David Pocock has been included in the Australia squad for a tour of Europe next month. When he makes his debut as expected, he will follow in the footsteps of props Tendai “Beast” Mtawarira and Brian Mujati and winger Tonderai Chavhanga, who have already played for South Africa this year.
While Chavhanga debuted for the Springboks in 2005, Mtawarira and Mujati made their first Bok appearances this year. In Australia, Gweru-born Pocock is spoken of in the same breath as Mtawarira in South Africa: a future great of the game in the making.
Last week 20-year-old Pocock featured on Australia’s Fox Sport News website, where in an interview the writer Bret Harris, he confessed an undying love for his country of birth.
The article says while at the end of Europe and Hong Kong when the rest of the Wallabies squad will take European vacations or return to the surf and sand of an Australian summer, Pocock will return home to Zimbabwe to “give succour to members of a village in the politically and economically bankrupt country, which he affectionately calls ‘Zim’”, wrote Harris.
“You can’t forget where you come from,” said Pocock. “That shaped who I am. All my childhood memories and stuff. I’m very fond of the place and the people.

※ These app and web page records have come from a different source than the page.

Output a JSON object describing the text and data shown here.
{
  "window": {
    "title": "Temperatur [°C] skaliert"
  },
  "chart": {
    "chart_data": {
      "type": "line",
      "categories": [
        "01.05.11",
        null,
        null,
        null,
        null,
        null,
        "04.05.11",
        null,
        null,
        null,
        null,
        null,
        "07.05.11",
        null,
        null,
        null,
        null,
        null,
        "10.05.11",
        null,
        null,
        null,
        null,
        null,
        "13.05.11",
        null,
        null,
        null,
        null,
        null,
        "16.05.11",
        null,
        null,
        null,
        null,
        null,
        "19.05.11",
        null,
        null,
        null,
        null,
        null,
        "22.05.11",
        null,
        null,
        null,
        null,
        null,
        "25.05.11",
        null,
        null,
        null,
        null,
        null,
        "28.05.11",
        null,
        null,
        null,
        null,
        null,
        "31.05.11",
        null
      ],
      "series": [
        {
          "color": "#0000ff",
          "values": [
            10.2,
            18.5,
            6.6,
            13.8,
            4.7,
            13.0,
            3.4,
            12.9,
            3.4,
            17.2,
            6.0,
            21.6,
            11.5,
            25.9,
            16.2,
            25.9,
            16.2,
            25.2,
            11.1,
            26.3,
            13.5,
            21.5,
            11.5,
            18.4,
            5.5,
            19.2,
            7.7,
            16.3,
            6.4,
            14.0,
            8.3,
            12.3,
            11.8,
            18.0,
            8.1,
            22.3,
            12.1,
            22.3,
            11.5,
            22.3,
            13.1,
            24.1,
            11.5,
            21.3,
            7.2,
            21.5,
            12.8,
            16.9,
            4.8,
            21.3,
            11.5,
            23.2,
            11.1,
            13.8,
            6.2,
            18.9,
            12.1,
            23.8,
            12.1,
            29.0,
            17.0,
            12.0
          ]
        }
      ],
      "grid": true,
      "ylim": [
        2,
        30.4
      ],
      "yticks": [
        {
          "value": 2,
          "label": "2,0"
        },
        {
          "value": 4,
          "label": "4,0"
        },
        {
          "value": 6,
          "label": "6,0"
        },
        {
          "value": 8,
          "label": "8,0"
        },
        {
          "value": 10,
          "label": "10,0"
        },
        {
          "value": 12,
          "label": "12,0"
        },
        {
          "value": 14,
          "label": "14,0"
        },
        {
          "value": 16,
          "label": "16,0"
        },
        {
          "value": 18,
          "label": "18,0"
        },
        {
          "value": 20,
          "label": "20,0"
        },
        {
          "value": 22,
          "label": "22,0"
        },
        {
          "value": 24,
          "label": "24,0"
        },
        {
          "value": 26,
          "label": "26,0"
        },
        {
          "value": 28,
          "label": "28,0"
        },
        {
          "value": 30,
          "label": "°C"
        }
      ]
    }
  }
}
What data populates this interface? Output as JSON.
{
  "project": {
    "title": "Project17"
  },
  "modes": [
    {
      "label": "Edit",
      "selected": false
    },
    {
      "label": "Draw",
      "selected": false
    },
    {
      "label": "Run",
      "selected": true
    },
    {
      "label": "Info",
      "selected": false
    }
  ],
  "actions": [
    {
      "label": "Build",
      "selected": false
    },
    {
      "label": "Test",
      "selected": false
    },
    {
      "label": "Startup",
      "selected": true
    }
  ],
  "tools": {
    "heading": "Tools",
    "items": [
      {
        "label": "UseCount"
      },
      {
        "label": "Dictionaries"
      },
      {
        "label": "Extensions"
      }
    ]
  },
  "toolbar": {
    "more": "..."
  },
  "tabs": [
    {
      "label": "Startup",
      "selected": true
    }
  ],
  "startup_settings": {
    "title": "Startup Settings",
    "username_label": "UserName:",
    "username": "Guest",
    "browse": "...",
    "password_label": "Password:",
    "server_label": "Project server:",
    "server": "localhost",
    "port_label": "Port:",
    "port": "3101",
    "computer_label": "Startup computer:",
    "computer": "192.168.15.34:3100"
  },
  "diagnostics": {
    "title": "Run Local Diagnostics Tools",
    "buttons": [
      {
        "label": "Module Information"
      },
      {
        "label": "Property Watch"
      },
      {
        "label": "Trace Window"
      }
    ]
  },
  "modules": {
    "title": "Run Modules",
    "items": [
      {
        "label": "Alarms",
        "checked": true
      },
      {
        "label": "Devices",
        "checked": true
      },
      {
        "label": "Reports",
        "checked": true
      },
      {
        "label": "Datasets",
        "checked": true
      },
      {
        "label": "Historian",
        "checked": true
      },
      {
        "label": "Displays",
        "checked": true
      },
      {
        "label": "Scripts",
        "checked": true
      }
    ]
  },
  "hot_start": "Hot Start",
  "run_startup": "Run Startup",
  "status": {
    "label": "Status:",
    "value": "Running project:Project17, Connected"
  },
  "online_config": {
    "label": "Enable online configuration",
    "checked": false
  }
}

“It’s tough to see what’s happening. People have no options. They can’t move to Australia for a better life. They are stuck there.
“People have been saying since 2000 it is going to get better, but almost nine years later it is getting worse. We are looking at helping out a community over there. It’s overwhelming because there are five million people starving. Who do you help? You think if I help 100, what difference does that make? You can’t think like that. You’ve just got to do what you can.”
The Pococks moved to Australia after the family was forced off its 8000-acres farm in the Midlands during the land distribution programme.
“In theory it was very good,” Pocock said. “Give land to people who used to own it so they could farm it.
“Our farm, some police officer lives on it now. It’s not being farmed. It’s such a waste. People are on the brink of starvation and there’s millions of acres not being farmed. It’s such a shame.”
Pocock has the same moral strength as South Africa flanker Luke Watson, a champion of black South African players, so it is not surprising they have formed a friendship through rugby.
Though as white as snow, Watson is viewed in South African rugby circles as a quota system selection because he his father was an anti-apartheid activist and he himself has strong views regarding racial interaction.
This week senior South African players threatened to boycott their end-of-year Europe tour if Watson is included following his support for the removal of the Springbok emblem from the nation side jersey and his critical remarks about Afrikaans-speaking people.
“We meet every time we are in the same city,” Pocock said of Watson. “He’s a great bloke.”
Pocock’s humanitarian endeavour is an expression of his faith. Along with Western Force teammate Luke Holmes, he established a charitable organisation called “Why Generation”, which has distributed soccer balls to an orphanage in Durban and provided sleeping bags for the homeless in Perth.
Pocock has been the regular starter at openside flanker for the Force for the last two seasons, competing against George Smith, Phil Waugh, and New Zealand captain Richie McCaw.
While he is as physically talented as McCaw, Smith and Waugh, Pocock probably lacks their craftiness, which will come with experience.
“You are always up for those games, playing against guys you have been watching since I don’t know how old,” Pocock said.
“You are always trying to test yourself and see how far you can push it. Every time I play McCaw or George Smith, I always pick up one or two little things that they do and you think, ‘yeah, maybe I can do that’.”
Pocock was physically and mentally ready to play Test rugby at the start of this year’s international season in June, but coach Robbie Deans thought he would benefit from playing in the under-20 world championship in Wales.
In what was undoubtedly a pointer to the future, Pocock was named captain of the team.
By Enock Muchinjo